* WHAT THE TASK ASKS
Restate each entry word for word. Keep every detail intact.

(Page and application data records)
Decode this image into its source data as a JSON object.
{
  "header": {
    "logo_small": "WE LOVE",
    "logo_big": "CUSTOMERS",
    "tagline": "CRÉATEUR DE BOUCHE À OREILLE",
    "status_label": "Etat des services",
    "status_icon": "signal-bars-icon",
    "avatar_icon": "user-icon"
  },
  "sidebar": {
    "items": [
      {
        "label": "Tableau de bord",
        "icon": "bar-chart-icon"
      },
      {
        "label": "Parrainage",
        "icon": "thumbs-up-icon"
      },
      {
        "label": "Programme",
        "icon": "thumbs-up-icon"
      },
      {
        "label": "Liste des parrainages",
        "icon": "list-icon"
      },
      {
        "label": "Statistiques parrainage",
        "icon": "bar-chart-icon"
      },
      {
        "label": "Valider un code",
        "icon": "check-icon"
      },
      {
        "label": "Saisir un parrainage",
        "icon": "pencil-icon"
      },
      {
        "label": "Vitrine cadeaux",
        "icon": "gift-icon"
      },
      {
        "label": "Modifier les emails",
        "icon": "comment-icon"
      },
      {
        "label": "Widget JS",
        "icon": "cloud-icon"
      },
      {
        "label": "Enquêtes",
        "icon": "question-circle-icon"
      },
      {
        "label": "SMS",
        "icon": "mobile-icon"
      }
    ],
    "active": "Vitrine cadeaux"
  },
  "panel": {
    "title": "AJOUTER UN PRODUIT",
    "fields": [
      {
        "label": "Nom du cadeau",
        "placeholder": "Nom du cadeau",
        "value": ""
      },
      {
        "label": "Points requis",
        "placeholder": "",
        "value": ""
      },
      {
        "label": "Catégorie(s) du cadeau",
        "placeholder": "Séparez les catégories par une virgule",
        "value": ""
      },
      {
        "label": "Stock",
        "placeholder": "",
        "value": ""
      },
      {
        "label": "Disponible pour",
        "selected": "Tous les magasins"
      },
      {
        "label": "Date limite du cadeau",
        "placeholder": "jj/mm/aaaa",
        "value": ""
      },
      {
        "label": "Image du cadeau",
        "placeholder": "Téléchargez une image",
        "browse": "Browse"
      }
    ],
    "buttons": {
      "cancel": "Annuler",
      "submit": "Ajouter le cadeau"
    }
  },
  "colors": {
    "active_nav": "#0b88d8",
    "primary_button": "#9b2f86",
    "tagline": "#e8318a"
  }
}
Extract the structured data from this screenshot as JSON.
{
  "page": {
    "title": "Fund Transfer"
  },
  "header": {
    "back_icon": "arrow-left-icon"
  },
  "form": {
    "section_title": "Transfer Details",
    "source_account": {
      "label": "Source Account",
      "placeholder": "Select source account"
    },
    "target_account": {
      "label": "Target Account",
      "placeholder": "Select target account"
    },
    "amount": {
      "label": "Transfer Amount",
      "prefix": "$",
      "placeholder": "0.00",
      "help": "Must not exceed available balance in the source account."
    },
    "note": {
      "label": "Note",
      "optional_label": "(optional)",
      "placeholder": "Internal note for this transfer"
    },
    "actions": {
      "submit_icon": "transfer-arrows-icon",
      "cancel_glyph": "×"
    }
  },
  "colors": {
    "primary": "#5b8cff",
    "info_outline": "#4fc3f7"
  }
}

* EXERCISE OUTPUT
Decode this image into its source data as a JSON object.
{
  "header": {
    "logo_small": "WE LOVE",
    "logo_big": "CUSTOMERS",
    "tagline": "CRÉATEUR DE BOUCHE À OREILLE",
    "status_label": "Etat des services",
    "status_icon": "signal-bars-icon",
    "avatar_icon": "user-icon"
  },
  "sidebar": {
    "items": [
      {
        "label": "Tableau de bord",
        "icon": "bar-chart-icon"
      },
      {
        "label": "Parrainage",
        "icon": "thumbs-up-icon"
      },
      {
        "label": "Programme",
        "icon": "thumbs-up-icon"
      },
      {
        "label": "Liste des parrainages",
        "icon": "list-icon"
      },
      {
        "label": "Statistiques parrainage",
        "icon": "bar-chart-icon"
      },
      {
        "label": "Valider un code",
        "icon": "check-icon"
      },
      {
        "label": "Saisir un parrainage",
        "icon": "pencil-icon"
      },
      {
        "label": "Vitrine cadeaux",
        "icon": "gift-icon"
      },
      {
        "label": "Modifier les emails",
        "icon": "comment-icon"
      },
      {
        "label": "Widget JS",
        "icon": "cloud-icon"
      },
      {
        "label": "Enquêtes",
        "icon": "question-circle-icon"
      },
      {
        "label": "SMS",
        "icon": "mobile-icon"
      }
    ],
    "active": "Vitrine cadeaux"
  },
  "panel": {
    "title": "AJOUTER UN PRODUIT",
    "fields": [
      {
        "label": "Nom du cadeau",
        "placeholder": "Nom du cadeau",
        "value": ""
      },
      {
        "label": "Points requis",
        "placeholder": "",
        "value": ""
      },
      {
        "label": "Catégorie(s) du cadeau",
        "placeholder": "Séparez les catégories par une virgule",
        "value": ""
      },
      {
        "label": "Stock",
        "placeholder": "",
        "value": ""
      },
      {
        "label": "Disponible pour",
        "selected": "Tous les magasins"
      },
      {
        "label": "Date limite du cadeau",
        "placeholder": "jj/mm/aaaa",
        "value": ""
      },
      {
        "label": "Image du cadeau",
        "placeholder": "Téléchargez une image",
        "browse": "Browse"
      }
    ],
    "buttons": {
      "cancel": "Annuler",
      "submit": "Ajouter le cadeau"
    }
  },
  "colors": {
    "active_nav": "#0b88d8",
    "primary_button": "#9b2f86",
    "tagline": "#e8318a"
  }
}
Extract the structured data from this screenshot as JSON.
{
  "page": {
    "title": "Fund Transfer"
  },
  "header": {
    "back_icon": "arrow-left-icon"
  },
  "form": {
    "section_title": "Transfer Details",
    "source_account": {
      "label": "Source Account",
      "placeholder": "Select source account"
    },
    "target_account": {
      "label": "Target Account",
      "placeholder": "Select target account"
    },
    "amount": {
      "label": "Transfer Amount",
      "prefix": "$",
      "placeholder": "0.00",
      "help": "Must not exceed available balance in the source account."
    },
    "note": {
      "label": "Note",
      "optional_label": "(optional)",
      "placeholder": "Internal note for this transfer"
    },
    "actions": {
      "submit_icon": "transfer-arrows-icon",
      "cancel_glyph": "×"
    }
  },
  "colors": {
    "primary": "#5b8cff",
    "info_outline": "#4fc3f7"
  }
}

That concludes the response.